"[T]he late Samuel McChord Crothers, genial wit and essayist, ... after listening to the speeches at a certain Harvard Commencement remarked that he gathered that the world had been in great danger, but that all would now be well."
"For more than twenty-five years my mind had been deeply troubled by the fact that these mechanical and scientific achievements of man had outrun his intellectual and spiritual power. ...Throughout the Second World War this terrible problem hung in the back of my mind. As I write these words the problem and the danger are as threatening as ever. We hope our nation will survive, but in its effort to survive will it transform itself intellectually and spiritually into the image of the thing against which we fought?"
"Neither years nor books have yet availed to extirpate a prejudice then rooted in me, that a scholar is the favorite of Heaven and earth, the excellency of his country, the happiest of men. His duties lead him directly into the holy ground where other men's aspirations only point. His successes are occasions of the purest joy to all men. Eyes is he to the blind; feet is he to the lame. His failures, if he is worthy, are inlets to higher advantages."
"But in a hundred high schools and colleges, this warfare against common-sense still goes on. Four, or six, or ten years, the pupil is parsing Greek and Latin, and as soon as he leaves the University, as it is ludicrously called, he shuts those books for the last time. Some thousands of young men are graduated at our colleges in this country every year, and the persons who, at forty years, still read Greek, can all be counted on your hand. I never met with ten. Four or five persons I have seen who read Plato. But is not this absurd, that the whole liberal talent of this country should be directed in its best years on studies which lead to nothing?"
"We are students of words: we are shut up in schools, and colleges, and recitation-rooms, for ten or fifteen years, and come out at last with a bag of wind, a memory of words, and do not know a thing."
"The intelligent have a right over the ignorant, namely, the right of instructing them. The right punishment of one out of tune, is to make him play in tune; the fine which the good, refusing to govern, ought to pay, is, to be governed by a worse man; that his guards shall not handle gold and silver, but shall be instructed that there is gold and silver in their souls, which will make men willing to give them every thing which they need."
"The spirit only can teach. Not any profane man, not any sensual, not any liar, not any slave can teach, but only he can give, who has; he only can create, who is. The man on whom the soul descends, through whom the soul speaks, alone can teach. Courage, piety, love, wisdom, can teach; and every man can open his door to these angels, and they shall bring him the gift of tongues. But the man who aims to speak as books enable, as synods use, as the fashion guides, and as interest commands, babbles. Let him hush."
"I look on trade and every mechanical craft as education also. But let me discriminate what is precious herein.

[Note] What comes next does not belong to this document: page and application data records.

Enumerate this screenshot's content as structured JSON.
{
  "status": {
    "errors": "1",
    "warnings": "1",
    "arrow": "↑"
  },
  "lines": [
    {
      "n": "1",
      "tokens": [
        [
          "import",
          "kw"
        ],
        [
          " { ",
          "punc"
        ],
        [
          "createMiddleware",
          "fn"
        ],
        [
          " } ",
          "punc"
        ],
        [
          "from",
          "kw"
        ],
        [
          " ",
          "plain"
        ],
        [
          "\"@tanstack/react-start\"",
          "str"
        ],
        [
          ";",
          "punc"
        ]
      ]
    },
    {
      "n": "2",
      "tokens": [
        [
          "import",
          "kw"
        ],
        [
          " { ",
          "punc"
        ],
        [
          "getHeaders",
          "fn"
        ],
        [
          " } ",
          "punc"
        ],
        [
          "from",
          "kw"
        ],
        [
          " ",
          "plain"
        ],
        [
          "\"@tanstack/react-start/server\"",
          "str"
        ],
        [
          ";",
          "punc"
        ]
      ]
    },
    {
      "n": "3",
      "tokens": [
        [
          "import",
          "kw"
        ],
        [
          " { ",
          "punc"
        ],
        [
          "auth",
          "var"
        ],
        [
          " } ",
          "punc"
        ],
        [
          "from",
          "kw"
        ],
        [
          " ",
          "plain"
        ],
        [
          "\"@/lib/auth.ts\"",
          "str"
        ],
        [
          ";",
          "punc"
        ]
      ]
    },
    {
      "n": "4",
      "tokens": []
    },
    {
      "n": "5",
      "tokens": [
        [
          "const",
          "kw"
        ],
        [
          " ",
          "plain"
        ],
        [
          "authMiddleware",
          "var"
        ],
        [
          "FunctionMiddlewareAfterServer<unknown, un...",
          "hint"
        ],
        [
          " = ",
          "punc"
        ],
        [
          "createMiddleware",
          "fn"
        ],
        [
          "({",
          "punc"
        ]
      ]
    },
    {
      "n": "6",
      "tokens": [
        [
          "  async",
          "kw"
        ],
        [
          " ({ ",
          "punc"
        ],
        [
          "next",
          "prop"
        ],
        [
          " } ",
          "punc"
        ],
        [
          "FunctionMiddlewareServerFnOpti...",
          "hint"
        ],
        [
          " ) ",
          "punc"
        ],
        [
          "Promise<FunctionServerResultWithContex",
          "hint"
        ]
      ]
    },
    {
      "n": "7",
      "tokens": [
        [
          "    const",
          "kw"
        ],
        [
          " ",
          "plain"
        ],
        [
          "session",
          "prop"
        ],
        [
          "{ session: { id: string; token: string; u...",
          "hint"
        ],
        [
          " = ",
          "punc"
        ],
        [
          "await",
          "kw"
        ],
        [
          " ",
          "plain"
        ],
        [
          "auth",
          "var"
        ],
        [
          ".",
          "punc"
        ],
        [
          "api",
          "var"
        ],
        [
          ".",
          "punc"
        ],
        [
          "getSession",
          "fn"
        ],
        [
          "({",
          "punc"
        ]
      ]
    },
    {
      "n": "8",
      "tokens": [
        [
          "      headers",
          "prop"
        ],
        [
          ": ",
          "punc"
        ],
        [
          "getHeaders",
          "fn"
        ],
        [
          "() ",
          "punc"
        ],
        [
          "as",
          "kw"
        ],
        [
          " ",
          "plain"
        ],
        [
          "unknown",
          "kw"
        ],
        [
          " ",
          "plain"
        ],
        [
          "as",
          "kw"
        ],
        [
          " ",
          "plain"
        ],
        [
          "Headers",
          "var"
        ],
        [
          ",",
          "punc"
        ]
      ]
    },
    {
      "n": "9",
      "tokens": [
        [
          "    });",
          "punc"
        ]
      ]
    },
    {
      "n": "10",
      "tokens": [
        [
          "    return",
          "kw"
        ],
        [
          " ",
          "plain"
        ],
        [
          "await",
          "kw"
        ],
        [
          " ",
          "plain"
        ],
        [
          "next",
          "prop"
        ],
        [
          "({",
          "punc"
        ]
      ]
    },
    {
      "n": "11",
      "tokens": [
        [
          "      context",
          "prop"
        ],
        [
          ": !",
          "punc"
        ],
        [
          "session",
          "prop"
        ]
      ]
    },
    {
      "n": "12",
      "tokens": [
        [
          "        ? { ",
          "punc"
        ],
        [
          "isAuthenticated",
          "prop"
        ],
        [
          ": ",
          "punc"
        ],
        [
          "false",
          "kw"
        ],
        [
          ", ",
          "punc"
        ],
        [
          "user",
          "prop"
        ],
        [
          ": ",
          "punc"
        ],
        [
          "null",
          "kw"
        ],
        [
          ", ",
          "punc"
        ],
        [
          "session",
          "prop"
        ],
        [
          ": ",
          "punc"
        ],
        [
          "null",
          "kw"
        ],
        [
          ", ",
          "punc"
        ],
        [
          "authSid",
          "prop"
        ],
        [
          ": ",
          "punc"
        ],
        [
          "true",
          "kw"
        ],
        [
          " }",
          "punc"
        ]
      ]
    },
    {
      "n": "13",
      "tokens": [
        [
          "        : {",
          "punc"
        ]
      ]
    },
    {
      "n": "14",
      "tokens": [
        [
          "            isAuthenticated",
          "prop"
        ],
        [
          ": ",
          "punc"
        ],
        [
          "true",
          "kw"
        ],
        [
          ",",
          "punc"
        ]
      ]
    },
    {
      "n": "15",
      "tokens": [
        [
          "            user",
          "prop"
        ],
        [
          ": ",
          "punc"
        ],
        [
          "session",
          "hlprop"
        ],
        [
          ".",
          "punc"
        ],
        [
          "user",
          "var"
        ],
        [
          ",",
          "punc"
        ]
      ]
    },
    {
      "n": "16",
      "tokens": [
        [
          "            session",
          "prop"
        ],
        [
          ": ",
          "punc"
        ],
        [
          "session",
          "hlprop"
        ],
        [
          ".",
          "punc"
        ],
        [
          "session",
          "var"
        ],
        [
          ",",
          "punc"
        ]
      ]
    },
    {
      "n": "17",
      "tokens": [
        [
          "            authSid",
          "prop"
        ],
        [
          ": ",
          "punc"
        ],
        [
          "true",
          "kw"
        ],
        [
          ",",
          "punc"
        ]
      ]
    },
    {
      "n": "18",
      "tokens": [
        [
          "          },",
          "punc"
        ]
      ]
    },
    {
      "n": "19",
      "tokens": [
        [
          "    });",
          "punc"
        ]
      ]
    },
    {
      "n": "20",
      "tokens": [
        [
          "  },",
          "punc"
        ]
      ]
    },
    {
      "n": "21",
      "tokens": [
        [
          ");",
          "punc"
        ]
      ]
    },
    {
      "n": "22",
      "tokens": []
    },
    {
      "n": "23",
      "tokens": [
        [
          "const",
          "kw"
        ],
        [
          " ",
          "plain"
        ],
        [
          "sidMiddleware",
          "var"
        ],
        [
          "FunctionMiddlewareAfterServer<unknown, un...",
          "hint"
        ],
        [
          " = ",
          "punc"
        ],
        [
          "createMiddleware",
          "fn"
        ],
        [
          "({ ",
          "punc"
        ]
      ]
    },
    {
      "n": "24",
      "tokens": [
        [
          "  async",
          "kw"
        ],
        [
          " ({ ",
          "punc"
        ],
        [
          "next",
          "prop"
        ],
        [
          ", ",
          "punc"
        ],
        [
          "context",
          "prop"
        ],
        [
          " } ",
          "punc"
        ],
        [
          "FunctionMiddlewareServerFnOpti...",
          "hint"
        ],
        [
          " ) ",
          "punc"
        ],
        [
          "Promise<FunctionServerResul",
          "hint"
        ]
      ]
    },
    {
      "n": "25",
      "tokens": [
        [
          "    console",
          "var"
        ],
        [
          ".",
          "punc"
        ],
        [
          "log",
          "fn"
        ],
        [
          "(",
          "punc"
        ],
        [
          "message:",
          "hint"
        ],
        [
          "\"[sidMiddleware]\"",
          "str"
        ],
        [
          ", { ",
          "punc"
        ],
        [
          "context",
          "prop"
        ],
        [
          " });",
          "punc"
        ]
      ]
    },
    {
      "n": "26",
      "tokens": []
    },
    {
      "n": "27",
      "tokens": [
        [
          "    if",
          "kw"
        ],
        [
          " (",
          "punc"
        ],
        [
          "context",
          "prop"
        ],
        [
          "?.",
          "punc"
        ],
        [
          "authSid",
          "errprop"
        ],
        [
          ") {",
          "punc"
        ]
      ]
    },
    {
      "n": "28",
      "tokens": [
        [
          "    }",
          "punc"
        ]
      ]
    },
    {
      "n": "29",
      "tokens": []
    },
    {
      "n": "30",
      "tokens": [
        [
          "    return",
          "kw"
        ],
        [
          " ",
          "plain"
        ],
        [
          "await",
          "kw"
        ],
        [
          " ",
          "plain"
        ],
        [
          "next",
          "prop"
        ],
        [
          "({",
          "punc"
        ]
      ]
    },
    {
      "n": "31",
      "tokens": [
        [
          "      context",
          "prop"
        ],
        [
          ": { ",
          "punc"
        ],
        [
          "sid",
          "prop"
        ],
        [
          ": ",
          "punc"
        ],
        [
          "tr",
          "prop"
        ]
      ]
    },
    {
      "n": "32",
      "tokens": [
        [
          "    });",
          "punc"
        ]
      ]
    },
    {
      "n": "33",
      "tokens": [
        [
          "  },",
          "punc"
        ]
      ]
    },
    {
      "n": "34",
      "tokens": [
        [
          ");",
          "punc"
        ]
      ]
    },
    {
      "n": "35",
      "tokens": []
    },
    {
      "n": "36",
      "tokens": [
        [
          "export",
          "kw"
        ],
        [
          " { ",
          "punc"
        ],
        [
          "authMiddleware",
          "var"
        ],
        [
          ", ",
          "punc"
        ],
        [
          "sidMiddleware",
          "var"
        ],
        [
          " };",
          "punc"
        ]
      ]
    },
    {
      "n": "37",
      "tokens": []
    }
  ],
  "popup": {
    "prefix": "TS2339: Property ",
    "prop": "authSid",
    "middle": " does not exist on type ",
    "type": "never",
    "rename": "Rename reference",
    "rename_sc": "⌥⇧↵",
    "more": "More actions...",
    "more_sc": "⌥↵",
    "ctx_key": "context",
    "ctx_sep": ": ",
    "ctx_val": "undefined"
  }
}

There is in each of these works an act of invention, an intellectual step, or short series of steps taken; that act or step is the spiritual act; all the rest is mere repetition of the same a thousand times."
"Science in England, in America, is jealous of theory, hates the name of love and moral purpose. There's revenge for this humanity. What manner of man does science make? The boy is not attracted. He says, I do not wish to be such a kind of man as my professor is."
"A man of sense and energy, the late head of the Farm School in Boston Harbor, said to me, "I want none of your good boys,Mgive me the bad ones." And this is the reason, I suppose, why, as soon as the children are good, the mothers are scared, and think they are going to die."
"We teach boys to be such men as we are. We do not teach them to aspire to be all they can. We do not give them a training as if we believed in their noble nature. We scarce educate their bodies. We do not train the eye and the hand. We exercise their understandings to the apprehension and comparison of some facts, to a skill in numbers, in words; we aim to make accountants, attorneys, engineers; but not to make able, earnest, great- hearted men."
"Minerva House ... was "a finishing establishment for young ladies," where some twenty girls of the ages from thirteen to nineteen inclusive, acquired a smattering of everything and a knowledge of nothing."
"We must abandon completely the naive faith that school automatically liberates the mind and serves the cause of human progress; in fact, we know that it may serve any cause. [It] may serve tyranny as well as truth, war as well as peace, death as well as life . . . whether it is good or evil depends, not on the laws of learning, but on the conception of life and civilization that gives it substance and direction. In the course of history, education has served every purpose and doctrine contrived by man. If it is to serve the cause of human freedom, it must be explicitly designed for that purpose."
"It is strange to contemplate how little sympathy or encouragement the great mass of people have with one who differs from them in tastes, to the extent of desiring an education, while they are content with little or none."
"The old saying of Buffon's that style is the man himself is as near the truth as we can get--but then most men mistake grammar for style, as they mistake correct spelling for words or schooling for education."